[DATASET RECORDS]
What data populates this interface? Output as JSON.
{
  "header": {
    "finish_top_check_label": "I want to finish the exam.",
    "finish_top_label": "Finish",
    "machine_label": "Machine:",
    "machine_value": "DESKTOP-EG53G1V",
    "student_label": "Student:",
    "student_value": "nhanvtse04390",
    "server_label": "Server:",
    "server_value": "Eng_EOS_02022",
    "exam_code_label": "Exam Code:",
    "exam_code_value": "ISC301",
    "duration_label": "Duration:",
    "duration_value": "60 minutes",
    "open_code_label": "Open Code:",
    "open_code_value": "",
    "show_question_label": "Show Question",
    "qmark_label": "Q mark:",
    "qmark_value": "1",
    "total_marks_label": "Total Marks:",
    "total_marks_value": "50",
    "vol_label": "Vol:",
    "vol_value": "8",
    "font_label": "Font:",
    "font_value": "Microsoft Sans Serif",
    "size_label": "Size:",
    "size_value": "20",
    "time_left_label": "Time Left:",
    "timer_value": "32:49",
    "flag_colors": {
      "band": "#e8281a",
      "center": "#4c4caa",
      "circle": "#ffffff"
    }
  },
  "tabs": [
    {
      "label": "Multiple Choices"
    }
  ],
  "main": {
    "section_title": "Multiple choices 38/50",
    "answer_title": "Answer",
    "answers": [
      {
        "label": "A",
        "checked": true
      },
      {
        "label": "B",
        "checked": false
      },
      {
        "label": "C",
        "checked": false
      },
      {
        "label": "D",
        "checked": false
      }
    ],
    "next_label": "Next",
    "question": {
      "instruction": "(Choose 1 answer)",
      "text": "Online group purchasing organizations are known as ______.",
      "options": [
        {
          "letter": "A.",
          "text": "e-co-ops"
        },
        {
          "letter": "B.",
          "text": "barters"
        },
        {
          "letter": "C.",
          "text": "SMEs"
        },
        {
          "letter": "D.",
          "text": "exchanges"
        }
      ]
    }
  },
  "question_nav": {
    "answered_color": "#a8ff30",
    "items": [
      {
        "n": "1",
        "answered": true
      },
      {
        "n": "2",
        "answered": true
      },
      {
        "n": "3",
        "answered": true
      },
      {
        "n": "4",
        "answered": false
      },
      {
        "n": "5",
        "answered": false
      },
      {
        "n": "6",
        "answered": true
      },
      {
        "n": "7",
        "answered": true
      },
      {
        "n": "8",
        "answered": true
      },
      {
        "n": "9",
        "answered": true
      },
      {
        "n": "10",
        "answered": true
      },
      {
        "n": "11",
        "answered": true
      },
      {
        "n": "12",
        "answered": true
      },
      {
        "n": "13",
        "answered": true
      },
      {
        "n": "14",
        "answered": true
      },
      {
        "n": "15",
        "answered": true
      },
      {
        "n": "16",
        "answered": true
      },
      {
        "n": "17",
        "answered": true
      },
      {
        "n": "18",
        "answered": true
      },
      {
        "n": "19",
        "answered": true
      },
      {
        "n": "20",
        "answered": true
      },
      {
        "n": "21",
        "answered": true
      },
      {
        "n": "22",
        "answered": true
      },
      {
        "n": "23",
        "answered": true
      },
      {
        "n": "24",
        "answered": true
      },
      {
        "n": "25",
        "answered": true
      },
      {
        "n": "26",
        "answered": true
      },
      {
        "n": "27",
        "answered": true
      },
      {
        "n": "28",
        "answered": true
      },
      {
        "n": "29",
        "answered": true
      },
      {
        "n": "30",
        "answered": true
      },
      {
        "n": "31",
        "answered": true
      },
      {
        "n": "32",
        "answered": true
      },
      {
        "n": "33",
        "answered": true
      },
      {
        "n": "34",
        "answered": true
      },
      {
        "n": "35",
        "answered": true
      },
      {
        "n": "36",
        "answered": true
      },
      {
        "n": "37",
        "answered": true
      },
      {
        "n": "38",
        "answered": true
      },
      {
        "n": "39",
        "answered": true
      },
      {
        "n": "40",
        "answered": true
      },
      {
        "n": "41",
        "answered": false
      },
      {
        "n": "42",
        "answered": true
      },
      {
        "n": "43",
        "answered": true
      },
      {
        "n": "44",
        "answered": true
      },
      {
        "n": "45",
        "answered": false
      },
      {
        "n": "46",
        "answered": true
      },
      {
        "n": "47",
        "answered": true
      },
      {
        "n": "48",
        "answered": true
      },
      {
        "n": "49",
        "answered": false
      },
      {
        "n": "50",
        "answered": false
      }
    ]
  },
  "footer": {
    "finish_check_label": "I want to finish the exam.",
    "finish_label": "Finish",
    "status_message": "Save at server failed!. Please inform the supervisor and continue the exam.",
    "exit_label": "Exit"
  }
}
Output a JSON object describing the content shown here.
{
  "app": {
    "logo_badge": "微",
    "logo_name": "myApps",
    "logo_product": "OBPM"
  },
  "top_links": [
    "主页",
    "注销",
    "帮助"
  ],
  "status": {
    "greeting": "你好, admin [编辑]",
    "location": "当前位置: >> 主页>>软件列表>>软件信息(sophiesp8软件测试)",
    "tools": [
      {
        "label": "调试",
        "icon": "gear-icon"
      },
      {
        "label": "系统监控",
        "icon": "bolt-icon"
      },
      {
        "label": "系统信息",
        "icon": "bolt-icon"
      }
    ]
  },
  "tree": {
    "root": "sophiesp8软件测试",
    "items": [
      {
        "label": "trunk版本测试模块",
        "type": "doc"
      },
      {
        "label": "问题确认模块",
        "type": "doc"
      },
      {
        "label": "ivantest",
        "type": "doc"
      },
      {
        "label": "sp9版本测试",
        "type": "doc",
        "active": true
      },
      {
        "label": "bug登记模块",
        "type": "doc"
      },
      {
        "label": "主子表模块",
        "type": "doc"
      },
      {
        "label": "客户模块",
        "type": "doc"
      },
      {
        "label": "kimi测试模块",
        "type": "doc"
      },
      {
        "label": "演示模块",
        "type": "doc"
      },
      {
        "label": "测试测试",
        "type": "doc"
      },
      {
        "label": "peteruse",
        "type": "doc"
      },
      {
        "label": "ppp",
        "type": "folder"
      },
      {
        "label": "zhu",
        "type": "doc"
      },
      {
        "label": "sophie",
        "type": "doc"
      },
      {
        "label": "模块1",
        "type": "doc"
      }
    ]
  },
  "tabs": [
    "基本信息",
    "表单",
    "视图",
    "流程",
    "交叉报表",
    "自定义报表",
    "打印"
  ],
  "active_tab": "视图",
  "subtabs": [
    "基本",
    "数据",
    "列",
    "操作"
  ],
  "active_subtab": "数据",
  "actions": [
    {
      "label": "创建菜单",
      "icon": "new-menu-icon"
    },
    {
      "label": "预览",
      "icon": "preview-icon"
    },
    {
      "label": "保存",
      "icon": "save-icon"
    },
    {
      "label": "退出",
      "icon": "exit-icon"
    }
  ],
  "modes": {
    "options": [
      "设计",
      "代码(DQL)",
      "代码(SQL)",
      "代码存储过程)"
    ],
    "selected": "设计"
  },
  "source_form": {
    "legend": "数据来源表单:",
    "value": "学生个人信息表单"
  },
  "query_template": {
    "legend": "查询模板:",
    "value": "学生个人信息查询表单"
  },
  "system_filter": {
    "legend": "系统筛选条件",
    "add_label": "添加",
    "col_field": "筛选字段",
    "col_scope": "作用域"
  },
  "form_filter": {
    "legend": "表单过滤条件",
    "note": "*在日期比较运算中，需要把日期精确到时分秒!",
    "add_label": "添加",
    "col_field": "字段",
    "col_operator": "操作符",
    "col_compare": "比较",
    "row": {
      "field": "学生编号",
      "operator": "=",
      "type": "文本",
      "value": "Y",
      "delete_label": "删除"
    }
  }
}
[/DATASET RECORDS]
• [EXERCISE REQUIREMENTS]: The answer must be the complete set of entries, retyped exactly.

• [ANSWER SPACE]:
What data populates this interface? Output as JSON.
{
  "header": {
    "finish_top_check_label": "I want to finish the exam.",
    "finish_top_label": "Finish",
    "machine_label": "Machine:",
    "machine_value": "DESKTOP-EG53G1V",
    "student_label": "Student:",
    "student_value": "nhanvtse04390",
    "server_label": "Server:",
    "server_value": "Eng_EOS_02022",
    "exam_code_label": "Exam Code:",
    "exam_code_value": "ISC301",
    "duration_label": "Duration:",
    "duration_value": "60 minutes",
    "open_code_label": "Open Code:",
    "open_code_value": "",
    "show_question_label": "Show Question",
    "qmark_label": "Q mark:",
    "qmark_value": "1",
    "total_marks_label": "Total Marks:",
    "total_marks_value": "50",
    "vol_label": "Vol:",
    "vol_value": "8",
    "font_label": "Font:",
    "font_value": "Microsoft Sans Serif",
    "size_label": "Size:",
    "size_value": "20",
    "time_left_label": "Time Left:",
    "timer_value": "32:49",
    "flag_colors": {
      "band": "#e8281a",
      "center": "#4c4caa",
      "circle": "#ffffff"
    }
  },
  "tabs": [
    {
      "label": "Multiple Choices"
    }
  ],
  "main": {
    "section_title": "Multiple choices 38/50",
    "answer_title": "Answer",
    "answers": [
      {
        "label": "A",
        "checked": true
      },
      {
        "label": "B",
        "checked": false
      },
      {
        "label": "C",
        "checked": false
      },
      {
        "label": "D",
        "checked": false
      }
    ],
    "next_label": "Next",
    "question": {
      "instruction": "(Choose 1 answer)",
      "text": "Online group purchasing organizations are known as ______.",
      "options": [
        {
          "letter": "A.",
          "text": "e-co-ops"
        },
        {
          "letter": "B.",
          "text": "barters"
        },
        {
          "letter": "C.",
          "text": "SMEs"
        },
        {
          "letter": "D.",
          "text": "exchanges"
        }
      ]
    }
  },
  "question_nav": {
    "answered_color": "#a8ff30",
    "items": [
      {
        "n": "1",
        "answered": true
      },
      {
        "n": "2",
        "answered": true
      },
      {
        "n": "3",
        "answered": true
      },
      {
        "n": "4",
        "answered": false
      },
      {
        "n": "5",
        "answered": false
      },
      {
        "n": "6",
        "answered": true
      },
      {
        "n": "7",
        "answered": true
      },
      {
        "n": "8",
        "answered": true
      },
      {
        "n": "9",
        "answered": true
      },
      {
        "n": "10",
        "answered": true
      },
      {
        "n": "11",
        "answered": true
      },
      {
        "n": "12",
        "answered": true
      },
      {
        "n": "13",
        "answered": true
      },
      {
        "n": "14",
        "answered": true
      },
      {
        "n": "15",
        "answered": true
      },
      {
        "n": "16",
        "answered": true
      },
      {
        "n": "17",
        "answered": true
      },
      {
        "n": "18",
        "answered": true
      },
      {
        "n": "19",
        "answered": true
      },
      {
        "n": "20",
        "answered": true
      },
      {
        "n": "21",
        "answered": true
      },
      {
        "n": "22",
        "answered": true
      },
      {
        "n": "23",
        "answered": true
      },
      {
        "n": "24",
        "answered": true
      },
      {
        "n": "25",
        "answered": true
      },
      {
        "n": "26",
        "answered": true
      },
      {
        "n": "27",
        "answered": true
      },
      {
        "n": "28",
        "answered": true
      },
      {
        "n": "29",
        "answered": true
      },
      {
        "n": "30",
        "answered": true
      },
      {
        "n": "31",
        "answered": true
      },
      {
        "n": "32",
        "answered": true
      },
      {
        "n": "33",
        "answered": true
      },
      {
        "n": "34",
        "answered": true
      },
      {
        "n": "35",
        "answered": true
      },
      {
        "n": "36",
        "answered": true
      },
      {
        "n": "37",
        "answered": true
      },
      {
        "n": "38",
        "answered": true
      },
      {
        "n": "39",
        "answered": true
      },
      {
        "n": "40",
        "answered": true
      },
      {
        "n": "41",
        "answered": false
      },
      {
        "n": "42",
        "answered": true
      },
      {
        "n": "43",
        "answered": true
      },
      {
        "n": "44",
        "answered": true
      },
      {
        "n": "45",
        "answered": false
      },
      {
        "n": "46",
        "answered": true
      },
      {
        "n": "47",
        "answered": true
      },
      {
        "n": "48",
        "answered": true
      },
      {
        "n": "49",
        "answered": false
      },
      {
        "n": "50",
        "answered": false
      }
    ]
  },
  "footer": {
    "finish_check_label": "I want to finish the exam.",
    "finish_label": "Finish",
    "status_message": "Save at server failed!. Please inform the supervisor and continue the exam.",
    "exit_label": "Exit"
  }
}
Output a JSON object describing the content shown here.
{
  "app": {
    "logo_badge": "微",
    "logo_name": "myApps",
    "logo_product": "OBPM"
  },
  "top_links": [
    "主页",
    "注销",
    "帮助"
  ],
  "status": {
    "greeting": "你好, admin [编辑]",
    "location": "当前位置: >> 主页>>软件列表>>软件信息(sophiesp8软件测试)",
    "tools": [
      {
        "label": "调试",
        "icon": "gear-icon"
      },
      {
        "label": "系统监控",
        "icon": "bolt-icon"
      },
      {
        "label": "系统信息",
        "icon": "bolt-icon"
      }
    ]
  },
  "tree": {
    "root": "sophiesp8软件测试",
    "items": [
      {
        "label": "trunk版本测试模块",
        "type": "doc"
      },
      {
        "label": "问题确认模块",
        "type": "doc"
      },
      {
        "label": "ivantest",
        "type": "doc"
      },
      {
        "label": "sp9版本测试",
        "type": "doc",
        "active": true
      },
      {
        "label": "bug登记模块",
        "type": "doc"
      },
      {
        "label": "主子表模块",
        "type": "doc"
      },
      {
        "label": "客户模块",
        "type": "doc"
      },
      {
        "label": "kimi测试模块",
        "type": "doc"
      },
      {
        "label": "演示模块",
        "type": "doc"
      },
      {
        "label": "测试测试",
        "type": "doc"
      },
      {
        "label": "peteruse",
        "type": "doc"
      },
      {
        "label": "ppp",
        "type": "folder"
      },
      {
        "label": "zhu",
        "type": "doc"
      },
      {
        "label": "sophie",
        "type": "doc"
      },
      {
        "label": "模块1",
        "type": "doc"
      }
    ]
  },
  "tabs": [
    "基本信息",
    "表单",
    "视图",
    "流程",
    "交叉报表",
    "自定义报表",
    "打印"
  ],
  "active_tab": "视图",
  "subtabs": [
    "基本",
    "数据",
    "列",
    "操作"
  ],
  "active_subtab": "数据",
  "actions": [
    {
      "label": "创建菜单",
      "icon": "new-menu-icon"
    },
    {
      "label": "预览",
      "icon": "preview-icon"
    },
    {
      "label": "保存",
      "icon": "save-icon"
    },
    {
      "label": "退出",
      "icon": "exit-icon"
    }
  ],
  "modes": {
    "options": [
      "设计",
      "代码(DQL)",
      "代码(SQL)",
      "代码存储过程)"
    ],
    "selected": "设计"
  },
  "source_form": {
    "legend": "数据来源表单:",
    "value": "学生个人信息表单"
  },
  "query_template": {
    "legend": "查询模板:",
    "value": "学生个人信息查询表单"
  },
  "system_filter": {
    "legend": "系统筛选条件",
    "add_label": "添加",
    "col_field": "筛选字段",
    "col_scope": "作用域"
  },
  "form_filter": {
    "legend": "表单过滤条件",
    "note": "*在日期比较运算中，需要把日期精确到时分秒!",
    "add_label": "添加",
    "col_field": "字段",
    "col_operator": "操作符",
    "col_compare": "比较",
    "row": {
      "field": "学生编号",
      "operator": "=",
      "type": "文本",
      "value": "Y",
      "delete_label": "删除"
    }
  }
}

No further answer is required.